··· The data

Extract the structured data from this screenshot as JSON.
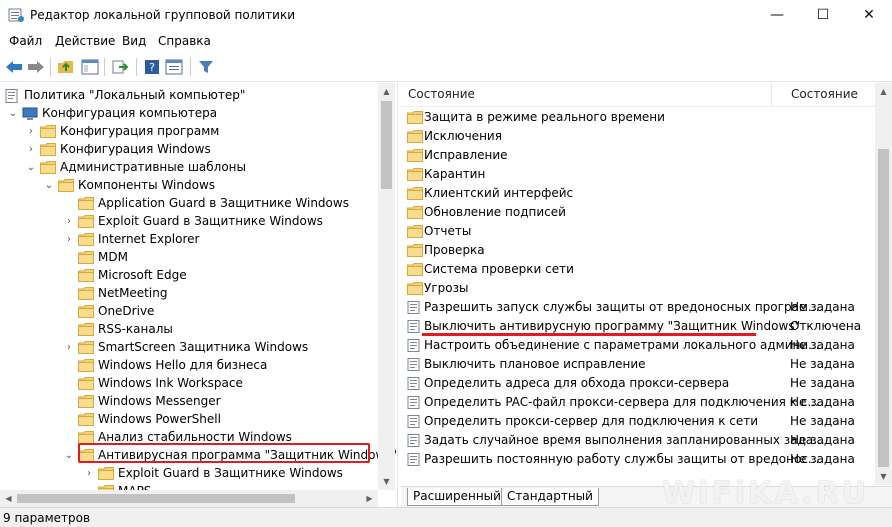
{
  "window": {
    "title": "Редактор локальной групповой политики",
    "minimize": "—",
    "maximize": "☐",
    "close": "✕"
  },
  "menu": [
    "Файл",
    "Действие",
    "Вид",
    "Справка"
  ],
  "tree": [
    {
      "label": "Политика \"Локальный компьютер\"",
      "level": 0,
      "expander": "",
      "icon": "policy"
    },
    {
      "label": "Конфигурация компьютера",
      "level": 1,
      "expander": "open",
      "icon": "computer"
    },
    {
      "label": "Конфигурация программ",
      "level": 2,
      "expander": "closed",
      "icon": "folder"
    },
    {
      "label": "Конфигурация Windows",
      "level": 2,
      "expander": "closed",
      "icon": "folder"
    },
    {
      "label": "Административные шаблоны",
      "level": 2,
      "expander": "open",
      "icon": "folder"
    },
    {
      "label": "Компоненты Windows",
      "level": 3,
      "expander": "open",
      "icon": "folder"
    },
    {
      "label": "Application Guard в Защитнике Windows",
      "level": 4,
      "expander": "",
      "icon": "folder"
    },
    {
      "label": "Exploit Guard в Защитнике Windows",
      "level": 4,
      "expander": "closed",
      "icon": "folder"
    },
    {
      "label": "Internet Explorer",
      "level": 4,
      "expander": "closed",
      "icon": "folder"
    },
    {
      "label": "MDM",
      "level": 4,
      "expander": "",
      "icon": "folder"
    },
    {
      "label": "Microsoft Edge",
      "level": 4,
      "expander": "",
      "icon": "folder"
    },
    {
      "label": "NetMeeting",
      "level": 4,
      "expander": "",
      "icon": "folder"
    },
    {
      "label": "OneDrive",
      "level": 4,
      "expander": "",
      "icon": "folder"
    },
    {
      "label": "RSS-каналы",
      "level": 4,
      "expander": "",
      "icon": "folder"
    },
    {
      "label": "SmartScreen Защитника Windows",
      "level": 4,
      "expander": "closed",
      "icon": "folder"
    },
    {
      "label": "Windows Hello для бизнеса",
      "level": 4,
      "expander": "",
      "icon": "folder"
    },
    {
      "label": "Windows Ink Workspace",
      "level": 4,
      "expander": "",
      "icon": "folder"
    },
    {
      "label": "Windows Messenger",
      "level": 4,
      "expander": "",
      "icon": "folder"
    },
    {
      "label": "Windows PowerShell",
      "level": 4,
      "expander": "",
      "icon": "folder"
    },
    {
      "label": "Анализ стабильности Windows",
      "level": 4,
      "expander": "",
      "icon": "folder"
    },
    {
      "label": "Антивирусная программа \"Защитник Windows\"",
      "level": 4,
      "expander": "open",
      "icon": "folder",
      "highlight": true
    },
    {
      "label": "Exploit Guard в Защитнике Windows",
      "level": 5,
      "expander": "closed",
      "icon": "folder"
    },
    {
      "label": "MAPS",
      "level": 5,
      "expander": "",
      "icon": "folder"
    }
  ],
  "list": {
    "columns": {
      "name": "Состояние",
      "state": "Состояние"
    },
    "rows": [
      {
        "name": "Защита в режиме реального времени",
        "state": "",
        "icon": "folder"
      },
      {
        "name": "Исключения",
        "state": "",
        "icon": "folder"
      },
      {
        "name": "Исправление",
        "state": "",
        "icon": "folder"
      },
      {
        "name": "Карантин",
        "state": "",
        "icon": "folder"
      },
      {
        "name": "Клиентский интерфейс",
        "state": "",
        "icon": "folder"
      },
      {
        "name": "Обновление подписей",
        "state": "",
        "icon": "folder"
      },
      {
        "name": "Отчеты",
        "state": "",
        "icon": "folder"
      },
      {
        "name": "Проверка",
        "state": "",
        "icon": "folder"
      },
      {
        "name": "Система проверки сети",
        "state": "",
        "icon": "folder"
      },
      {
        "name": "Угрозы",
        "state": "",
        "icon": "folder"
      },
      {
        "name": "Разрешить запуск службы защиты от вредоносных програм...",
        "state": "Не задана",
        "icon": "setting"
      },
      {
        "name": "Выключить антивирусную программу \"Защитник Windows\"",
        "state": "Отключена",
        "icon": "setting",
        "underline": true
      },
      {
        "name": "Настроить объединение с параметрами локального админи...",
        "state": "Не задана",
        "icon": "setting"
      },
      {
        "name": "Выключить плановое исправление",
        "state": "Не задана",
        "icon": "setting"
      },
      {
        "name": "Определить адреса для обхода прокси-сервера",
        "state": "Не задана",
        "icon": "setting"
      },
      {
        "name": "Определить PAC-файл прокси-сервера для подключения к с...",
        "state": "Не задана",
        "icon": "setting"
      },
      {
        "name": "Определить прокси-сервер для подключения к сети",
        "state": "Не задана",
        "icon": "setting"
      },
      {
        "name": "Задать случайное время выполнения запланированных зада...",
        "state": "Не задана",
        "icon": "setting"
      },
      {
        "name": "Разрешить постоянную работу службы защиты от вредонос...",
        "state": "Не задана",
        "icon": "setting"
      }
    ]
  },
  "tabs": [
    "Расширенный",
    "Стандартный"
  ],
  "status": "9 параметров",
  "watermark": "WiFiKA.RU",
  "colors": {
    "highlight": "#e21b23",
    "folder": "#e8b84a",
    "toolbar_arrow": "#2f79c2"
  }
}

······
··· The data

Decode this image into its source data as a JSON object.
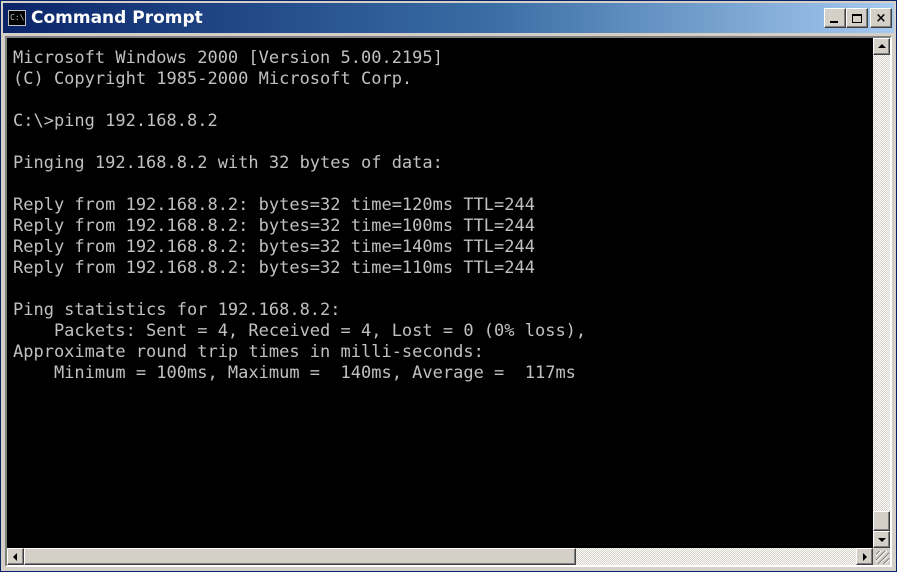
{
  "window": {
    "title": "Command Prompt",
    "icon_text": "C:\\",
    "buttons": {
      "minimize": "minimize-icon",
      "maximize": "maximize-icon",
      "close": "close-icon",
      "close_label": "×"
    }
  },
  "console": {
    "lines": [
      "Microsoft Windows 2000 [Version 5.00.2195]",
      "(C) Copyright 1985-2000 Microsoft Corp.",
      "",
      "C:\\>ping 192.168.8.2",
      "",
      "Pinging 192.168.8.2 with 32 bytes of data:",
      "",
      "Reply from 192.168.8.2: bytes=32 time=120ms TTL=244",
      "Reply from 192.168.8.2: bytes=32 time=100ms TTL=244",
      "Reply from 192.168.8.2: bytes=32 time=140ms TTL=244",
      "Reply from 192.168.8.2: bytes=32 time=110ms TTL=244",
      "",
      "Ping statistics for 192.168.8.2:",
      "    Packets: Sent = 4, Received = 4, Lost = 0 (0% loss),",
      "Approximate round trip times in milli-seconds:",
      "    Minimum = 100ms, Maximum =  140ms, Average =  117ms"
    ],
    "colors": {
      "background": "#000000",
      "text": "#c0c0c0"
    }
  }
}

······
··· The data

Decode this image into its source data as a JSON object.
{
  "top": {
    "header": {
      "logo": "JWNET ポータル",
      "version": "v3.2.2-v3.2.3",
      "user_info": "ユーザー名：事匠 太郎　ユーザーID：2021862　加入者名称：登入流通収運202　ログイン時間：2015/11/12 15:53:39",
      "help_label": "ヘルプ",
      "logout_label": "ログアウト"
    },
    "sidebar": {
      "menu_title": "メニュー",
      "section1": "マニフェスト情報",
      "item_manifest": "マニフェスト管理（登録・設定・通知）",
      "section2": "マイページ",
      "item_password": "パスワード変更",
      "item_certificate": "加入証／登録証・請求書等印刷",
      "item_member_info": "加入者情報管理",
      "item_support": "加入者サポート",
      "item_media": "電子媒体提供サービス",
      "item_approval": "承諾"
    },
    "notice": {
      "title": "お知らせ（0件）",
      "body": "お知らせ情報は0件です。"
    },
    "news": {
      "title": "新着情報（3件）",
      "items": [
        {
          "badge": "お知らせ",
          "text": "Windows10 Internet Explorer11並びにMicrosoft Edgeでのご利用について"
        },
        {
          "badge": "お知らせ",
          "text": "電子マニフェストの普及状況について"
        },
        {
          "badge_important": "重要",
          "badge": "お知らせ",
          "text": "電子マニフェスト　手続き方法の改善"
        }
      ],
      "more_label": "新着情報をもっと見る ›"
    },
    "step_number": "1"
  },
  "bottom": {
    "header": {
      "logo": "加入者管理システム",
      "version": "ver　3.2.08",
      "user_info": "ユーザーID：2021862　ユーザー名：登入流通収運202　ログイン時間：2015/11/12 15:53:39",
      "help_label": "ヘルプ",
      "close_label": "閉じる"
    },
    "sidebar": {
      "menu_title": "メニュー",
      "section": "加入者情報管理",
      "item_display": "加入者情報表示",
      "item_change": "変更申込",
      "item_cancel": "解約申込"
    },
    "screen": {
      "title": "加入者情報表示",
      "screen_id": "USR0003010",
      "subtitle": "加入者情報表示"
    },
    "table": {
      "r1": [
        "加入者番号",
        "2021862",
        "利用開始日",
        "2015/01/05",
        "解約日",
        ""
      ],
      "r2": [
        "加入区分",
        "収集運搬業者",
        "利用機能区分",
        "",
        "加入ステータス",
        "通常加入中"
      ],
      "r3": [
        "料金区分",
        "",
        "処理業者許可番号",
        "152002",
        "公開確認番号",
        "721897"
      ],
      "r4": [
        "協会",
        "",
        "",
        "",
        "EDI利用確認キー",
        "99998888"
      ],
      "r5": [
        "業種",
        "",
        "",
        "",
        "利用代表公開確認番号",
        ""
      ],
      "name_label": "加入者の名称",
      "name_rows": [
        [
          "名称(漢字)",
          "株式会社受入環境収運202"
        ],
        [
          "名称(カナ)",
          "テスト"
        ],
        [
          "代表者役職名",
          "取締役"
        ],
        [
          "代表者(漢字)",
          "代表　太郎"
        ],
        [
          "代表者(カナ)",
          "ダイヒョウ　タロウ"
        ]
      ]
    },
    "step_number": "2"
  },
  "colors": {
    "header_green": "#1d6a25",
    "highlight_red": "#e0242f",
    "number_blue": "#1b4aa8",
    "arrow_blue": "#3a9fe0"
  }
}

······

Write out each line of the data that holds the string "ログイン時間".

**Answer:**
      "user_info": "ユーザー名：事匠 太郎　ユーザーID：2021862　加入者名称：登入流通収運202　ログイン時間：2015/11/12 15:53:39",
      "user_info": "ユーザーID：2021862　ユーザー名：登入流通収運202　ログイン時間：2015/11/12 15:53:39",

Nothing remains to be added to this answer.